July 31 2014 Latest news:
Ed Foss, Senior writer
Wednesday, May 4, 2011
The way property is divided up between unmarried couples after they split up could be set for a shake up and significant clarification as a result of a Supreme Court hearing.
That may not be the end result of the Kernott v Jones case, which was opened in the Supreme Court today, but family lawyers around the country, their clients and people choosing between marriage and simply living together will be keeping a close eye on the result and its ramifications.
It is a matter which impacts on thousands of people around the country and causes deep rifts between families.
The case has prompted another rallying call from experts who say the law relating to property interests of cohabiting couples is currently an “unsatisfactory muddle”.
Kernott v Jones was previously heard by the Court of Appeal in 2010. It concerned property jointly owned by two parties, Leonard Kernott and Patricia Jones.
Upon separation Miss Jones continued to live in the property and paid the mortgage and all outgoings. 12 years later Mr Kernott sought his half share of the equity in the property.
The Court of Appeal ruled the couple had intended to share the property equally despite Mr Kernott moving out, Miss Jones paying all the outgoings on the property for 12 years, and Mr Kernott having nothing to do with his share in the property for that period. Miss Jones has now appealed to the Supreme Court.
Meredith Thompson, a family law specialist at law firm Mills & Reeve, said: “The law relating to the property interests of cohabiting couples is currently an unsatisfactory muddle.
“It relies on an unholy mix of express and implied trusts, and in some circumstances enables a court to retrospectively infer what the parties intended as to the ownership even if they intended nothing of the sort.
“If the Supreme Court upholds The Court of Appeal’s decision that joint ownership means a 50/50 split, this will put a stop to the recent tendency of the courts to infer intentions of the property owners as to how they share the equity in property.
“This will amount to a strict interpretation of property law and an end to judges attempting to introduce some element of fairness into what can be a very harsh reality for some people.
“Alternatively the Supreme Court may support the original trial judge’s decision that the equity ought to be split 90pc in favour of Miss Jones who had paid the mortgage and all outgoings for the 12 years following separation.
“The original trial judge had inferred to the parties an intention that the beneficial interest in the property would be split that way.

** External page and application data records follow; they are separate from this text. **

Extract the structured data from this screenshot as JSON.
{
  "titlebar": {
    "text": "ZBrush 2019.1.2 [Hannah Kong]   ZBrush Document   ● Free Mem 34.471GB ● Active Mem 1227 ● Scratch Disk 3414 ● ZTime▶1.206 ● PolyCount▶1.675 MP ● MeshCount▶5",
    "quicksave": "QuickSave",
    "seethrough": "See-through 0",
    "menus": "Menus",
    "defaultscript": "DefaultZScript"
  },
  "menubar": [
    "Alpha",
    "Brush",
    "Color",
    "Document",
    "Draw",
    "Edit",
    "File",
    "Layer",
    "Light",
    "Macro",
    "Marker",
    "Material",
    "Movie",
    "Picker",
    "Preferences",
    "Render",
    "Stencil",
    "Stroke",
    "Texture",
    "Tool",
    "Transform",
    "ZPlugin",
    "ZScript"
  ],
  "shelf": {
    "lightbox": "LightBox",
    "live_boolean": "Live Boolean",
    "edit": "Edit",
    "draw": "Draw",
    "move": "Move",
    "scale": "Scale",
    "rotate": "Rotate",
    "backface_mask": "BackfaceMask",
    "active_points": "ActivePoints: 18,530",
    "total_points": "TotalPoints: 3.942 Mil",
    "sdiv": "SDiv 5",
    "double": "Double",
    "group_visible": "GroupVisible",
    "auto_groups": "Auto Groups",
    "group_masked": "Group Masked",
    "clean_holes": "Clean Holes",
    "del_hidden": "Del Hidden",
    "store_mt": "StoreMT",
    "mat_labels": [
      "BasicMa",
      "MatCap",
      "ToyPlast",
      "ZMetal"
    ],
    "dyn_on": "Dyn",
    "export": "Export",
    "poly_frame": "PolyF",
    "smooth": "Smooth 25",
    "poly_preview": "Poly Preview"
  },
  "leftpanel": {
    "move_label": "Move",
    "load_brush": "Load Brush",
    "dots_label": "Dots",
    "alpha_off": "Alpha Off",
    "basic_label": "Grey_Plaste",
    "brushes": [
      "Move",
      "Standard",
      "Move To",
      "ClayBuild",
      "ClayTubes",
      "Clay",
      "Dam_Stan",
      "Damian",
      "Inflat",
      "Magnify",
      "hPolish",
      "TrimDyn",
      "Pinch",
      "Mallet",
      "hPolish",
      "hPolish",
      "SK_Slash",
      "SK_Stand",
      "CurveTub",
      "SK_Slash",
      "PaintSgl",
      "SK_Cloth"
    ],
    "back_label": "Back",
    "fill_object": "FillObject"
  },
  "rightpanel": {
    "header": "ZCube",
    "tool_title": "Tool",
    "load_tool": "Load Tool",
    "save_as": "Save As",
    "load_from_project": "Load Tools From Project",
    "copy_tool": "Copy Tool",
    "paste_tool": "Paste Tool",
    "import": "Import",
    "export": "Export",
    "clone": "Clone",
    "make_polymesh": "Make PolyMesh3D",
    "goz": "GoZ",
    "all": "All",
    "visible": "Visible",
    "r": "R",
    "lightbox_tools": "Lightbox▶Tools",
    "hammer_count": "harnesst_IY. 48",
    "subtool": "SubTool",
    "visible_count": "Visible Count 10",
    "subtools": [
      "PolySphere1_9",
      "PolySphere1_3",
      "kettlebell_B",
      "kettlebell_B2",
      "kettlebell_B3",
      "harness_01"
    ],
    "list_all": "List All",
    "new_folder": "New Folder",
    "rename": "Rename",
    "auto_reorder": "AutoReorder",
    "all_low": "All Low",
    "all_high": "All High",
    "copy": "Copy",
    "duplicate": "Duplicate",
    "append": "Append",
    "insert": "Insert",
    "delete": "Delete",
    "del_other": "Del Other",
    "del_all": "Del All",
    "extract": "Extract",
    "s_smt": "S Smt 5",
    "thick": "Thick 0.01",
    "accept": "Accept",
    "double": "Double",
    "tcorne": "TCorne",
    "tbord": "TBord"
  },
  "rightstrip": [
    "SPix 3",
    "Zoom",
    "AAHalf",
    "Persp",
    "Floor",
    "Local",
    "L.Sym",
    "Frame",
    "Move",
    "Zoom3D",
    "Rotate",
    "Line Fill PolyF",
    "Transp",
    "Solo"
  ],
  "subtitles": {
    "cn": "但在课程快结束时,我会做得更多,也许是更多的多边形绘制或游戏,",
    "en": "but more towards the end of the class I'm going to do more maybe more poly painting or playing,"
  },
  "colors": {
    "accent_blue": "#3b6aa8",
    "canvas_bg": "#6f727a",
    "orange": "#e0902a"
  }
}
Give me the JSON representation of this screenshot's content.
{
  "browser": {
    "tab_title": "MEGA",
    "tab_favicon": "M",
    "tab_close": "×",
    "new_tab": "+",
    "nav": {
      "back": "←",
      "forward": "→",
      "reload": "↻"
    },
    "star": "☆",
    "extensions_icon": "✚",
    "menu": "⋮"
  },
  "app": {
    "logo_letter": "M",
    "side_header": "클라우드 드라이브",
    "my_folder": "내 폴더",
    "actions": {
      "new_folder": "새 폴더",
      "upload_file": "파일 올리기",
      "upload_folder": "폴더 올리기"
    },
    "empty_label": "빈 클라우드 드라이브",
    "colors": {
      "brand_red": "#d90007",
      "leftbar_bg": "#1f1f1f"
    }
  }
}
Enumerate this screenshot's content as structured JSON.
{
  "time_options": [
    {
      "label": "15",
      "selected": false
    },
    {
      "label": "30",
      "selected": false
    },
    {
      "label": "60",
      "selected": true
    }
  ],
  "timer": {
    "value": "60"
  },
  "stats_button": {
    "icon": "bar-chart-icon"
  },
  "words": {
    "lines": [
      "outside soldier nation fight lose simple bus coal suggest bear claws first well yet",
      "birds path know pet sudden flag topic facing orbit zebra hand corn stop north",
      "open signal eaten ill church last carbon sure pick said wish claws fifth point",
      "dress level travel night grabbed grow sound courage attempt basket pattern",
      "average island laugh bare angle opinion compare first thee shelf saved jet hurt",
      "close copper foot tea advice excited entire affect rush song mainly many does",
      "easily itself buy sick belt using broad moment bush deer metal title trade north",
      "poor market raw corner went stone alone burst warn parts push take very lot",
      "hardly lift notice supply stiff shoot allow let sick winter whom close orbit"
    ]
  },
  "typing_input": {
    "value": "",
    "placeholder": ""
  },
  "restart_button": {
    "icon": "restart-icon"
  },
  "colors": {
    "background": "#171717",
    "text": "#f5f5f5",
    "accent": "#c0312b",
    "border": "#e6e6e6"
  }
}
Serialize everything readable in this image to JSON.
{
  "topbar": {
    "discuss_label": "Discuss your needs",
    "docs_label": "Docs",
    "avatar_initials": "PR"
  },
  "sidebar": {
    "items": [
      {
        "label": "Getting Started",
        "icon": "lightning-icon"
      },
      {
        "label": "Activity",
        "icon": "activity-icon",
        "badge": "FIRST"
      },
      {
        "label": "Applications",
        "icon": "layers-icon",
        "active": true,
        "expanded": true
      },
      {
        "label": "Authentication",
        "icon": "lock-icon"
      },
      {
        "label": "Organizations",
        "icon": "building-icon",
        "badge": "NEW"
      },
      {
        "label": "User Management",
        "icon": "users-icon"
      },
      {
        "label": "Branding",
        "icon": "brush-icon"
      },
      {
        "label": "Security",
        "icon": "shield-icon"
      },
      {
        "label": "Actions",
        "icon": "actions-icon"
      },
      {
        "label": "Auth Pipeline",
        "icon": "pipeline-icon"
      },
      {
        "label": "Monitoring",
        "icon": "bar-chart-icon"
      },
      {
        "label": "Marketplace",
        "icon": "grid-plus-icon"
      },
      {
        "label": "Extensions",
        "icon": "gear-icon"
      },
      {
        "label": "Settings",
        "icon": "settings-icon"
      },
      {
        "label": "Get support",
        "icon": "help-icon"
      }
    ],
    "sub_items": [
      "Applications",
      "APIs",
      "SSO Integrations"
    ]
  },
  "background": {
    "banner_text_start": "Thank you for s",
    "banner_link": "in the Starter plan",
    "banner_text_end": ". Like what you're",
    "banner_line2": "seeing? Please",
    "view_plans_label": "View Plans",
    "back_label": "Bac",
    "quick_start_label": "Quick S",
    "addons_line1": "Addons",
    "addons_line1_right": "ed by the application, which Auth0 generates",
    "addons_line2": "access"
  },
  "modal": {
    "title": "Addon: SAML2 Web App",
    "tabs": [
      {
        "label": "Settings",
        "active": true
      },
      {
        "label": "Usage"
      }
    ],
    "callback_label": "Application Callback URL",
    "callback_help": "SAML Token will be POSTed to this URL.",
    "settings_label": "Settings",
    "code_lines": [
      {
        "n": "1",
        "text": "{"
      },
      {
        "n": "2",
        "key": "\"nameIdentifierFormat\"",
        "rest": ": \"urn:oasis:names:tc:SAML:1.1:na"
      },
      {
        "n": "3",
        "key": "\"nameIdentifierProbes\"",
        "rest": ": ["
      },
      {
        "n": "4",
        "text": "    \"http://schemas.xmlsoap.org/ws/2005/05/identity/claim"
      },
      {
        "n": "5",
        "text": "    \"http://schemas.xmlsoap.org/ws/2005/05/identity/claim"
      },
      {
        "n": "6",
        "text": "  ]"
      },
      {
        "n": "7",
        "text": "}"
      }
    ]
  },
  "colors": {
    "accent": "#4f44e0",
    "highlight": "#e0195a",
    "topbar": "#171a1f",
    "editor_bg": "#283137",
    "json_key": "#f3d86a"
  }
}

“This follows the recent judicial trend to use the idea of ‘inferred intention’ to get around legally correct but morally unfair results.”
Clarification of the law was long overdue, added Miss Thompson.
“Will the Supreme Court grasp the nettle and support the move towards more fairness for unmarried cohabitants - something which successive governments have shied away from given the likely public backlash?
“Or will the Supreme Court stop the creeping development of law in this area and thereby leave cohabitants without a safety net?”
Neale Grearson, head of the family department at Hayes and Storr Solicitors, said: “This case shows what a mess the law is concerning couples living together who are not married.
“Such a couple do not have the same rights as a couple that are married and this must be remembered throughout.
“The worst common myth is that living together results in a couple becoming ‘common law husband and wife’ and with this they get rights.
“Without comprehensive new legislation people will still fall into the trap of thinking they have rights when they do not and that can be a very expensive mistake.”